Coherent and PAM4 optics are attractive solutions for evolving access networks for higher speeds and bandwidth (up to 400G and beyond) while addressing the aforementioned challenges. However, each technology has its own limitations.

Coherent Optics – Though access-centric CFP, CFP2 and QSFP56-DD/OSFP coherent optics enable a long link reach of greater than 100km (up to thousands of km for CFP and CFP2) at data rates as high as 400G, they have higher space and power requirements than other types of transceivers used within an operator’s access network. As a result, leveraging coherent optics potentially raises total operator costs, which poses a challenge to network operators with constrained budgets.

PAM4 – The PAM4 standard employs four amplitude channels, each with two bits, which doubles the data rate, making it twice as efficient as legacy binary models. Compared to the space and power requirements of coherent optics, PAM4 leverages components that can fit in smaller, more common form factors such as the QSFP28 model. As such, it delivers significant cost savings advantages to network operators that leverage it. 

However, PAM4 optics are not without their limitations. Going past 100Gbps at an optical link reach of 5km requires amplification, dispersion compensation and/or forward error correction (FEC) on the optical line. This means the installation of active equipment and greater power expenditure, potentially mitigating PAM4’s low-cost advantage. 

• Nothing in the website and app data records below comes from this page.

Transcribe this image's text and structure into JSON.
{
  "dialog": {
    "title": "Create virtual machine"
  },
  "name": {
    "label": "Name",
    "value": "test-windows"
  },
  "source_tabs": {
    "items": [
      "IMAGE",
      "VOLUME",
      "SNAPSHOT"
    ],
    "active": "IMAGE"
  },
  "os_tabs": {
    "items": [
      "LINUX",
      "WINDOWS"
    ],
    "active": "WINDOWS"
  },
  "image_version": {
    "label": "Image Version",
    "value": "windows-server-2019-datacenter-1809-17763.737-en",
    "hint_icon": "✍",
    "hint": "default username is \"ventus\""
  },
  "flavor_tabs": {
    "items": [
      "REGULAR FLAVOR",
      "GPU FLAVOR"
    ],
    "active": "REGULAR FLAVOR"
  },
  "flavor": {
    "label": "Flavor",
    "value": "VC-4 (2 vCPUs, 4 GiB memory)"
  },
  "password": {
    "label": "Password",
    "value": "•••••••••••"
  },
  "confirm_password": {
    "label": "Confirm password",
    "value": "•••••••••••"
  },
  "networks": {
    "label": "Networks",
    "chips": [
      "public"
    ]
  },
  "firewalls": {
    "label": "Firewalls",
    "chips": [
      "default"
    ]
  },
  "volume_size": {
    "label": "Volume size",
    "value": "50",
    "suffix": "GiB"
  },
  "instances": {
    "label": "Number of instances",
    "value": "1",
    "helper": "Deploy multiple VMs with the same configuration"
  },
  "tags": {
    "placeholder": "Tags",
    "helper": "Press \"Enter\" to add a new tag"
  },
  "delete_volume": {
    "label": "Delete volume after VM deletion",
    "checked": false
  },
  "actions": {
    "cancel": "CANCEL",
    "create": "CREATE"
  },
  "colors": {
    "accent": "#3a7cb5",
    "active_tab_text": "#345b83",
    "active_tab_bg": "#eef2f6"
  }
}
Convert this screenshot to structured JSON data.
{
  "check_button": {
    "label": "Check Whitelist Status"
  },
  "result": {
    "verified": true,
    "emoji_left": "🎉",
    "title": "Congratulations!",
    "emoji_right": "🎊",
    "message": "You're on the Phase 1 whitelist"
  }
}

New Technologies: Accommodating the Diversity of Use Cases Within Access Networks

Despite their drawbacks, both coherent optics and PAM4 technology will play a strong role in propelling access and other networks to 800G and beyond. What is missing from the discussion, however, is a solution that can solve for the longer reach and costlier nature of coherent optics and the cost-effective yet constrained reach of available PAM4 solutions.  

Modern access networks serve many different types of structures from cell towers, enterprise buildings and multi-dwelling units (MDUs) to data centers, aggregation sites, schools and sports stadiums. The new trend in access networking is a focus on data transmission across shorter distances, often less than 40km. Extremely low latency requirements are also adding a new and interesting dimension into the access network, especially as 5G rollouts continue. 

It is quickly becoming clear that access network operators need a solution that achieves the following three requirements:

      1. Allows for 100G DWDM so operators can have the speed and capacity they need to meet current and future end-user requirements

      2. Leverages a common transceiver form factor, like QSFP28, for seamless interoperability and cost savings

      3. Enables data transmission at a reasonable distance of 40km without requiring any external transport equipment, amplifiers, filters, etc.


As we launch into 2021, one thing is clear – the future of the optical access network in Europe is bright. With governments continuing to invest in 5G rollouts and individual network operators jockeying for position, the trend toward convergence and the need for higher speeds and bandwidth is only heating up. Optical network equipment manufacturers have a strong role to play in making the networks of the future a reality. Though existing coherent and PAM4 solutions help operators overcome the challenges of upgrading bandwidth to a certain extent, there is still room for improvement. Fortunately, that time has come, and European network operators can look forward to a bold future as they work to meet the requirements of their end users.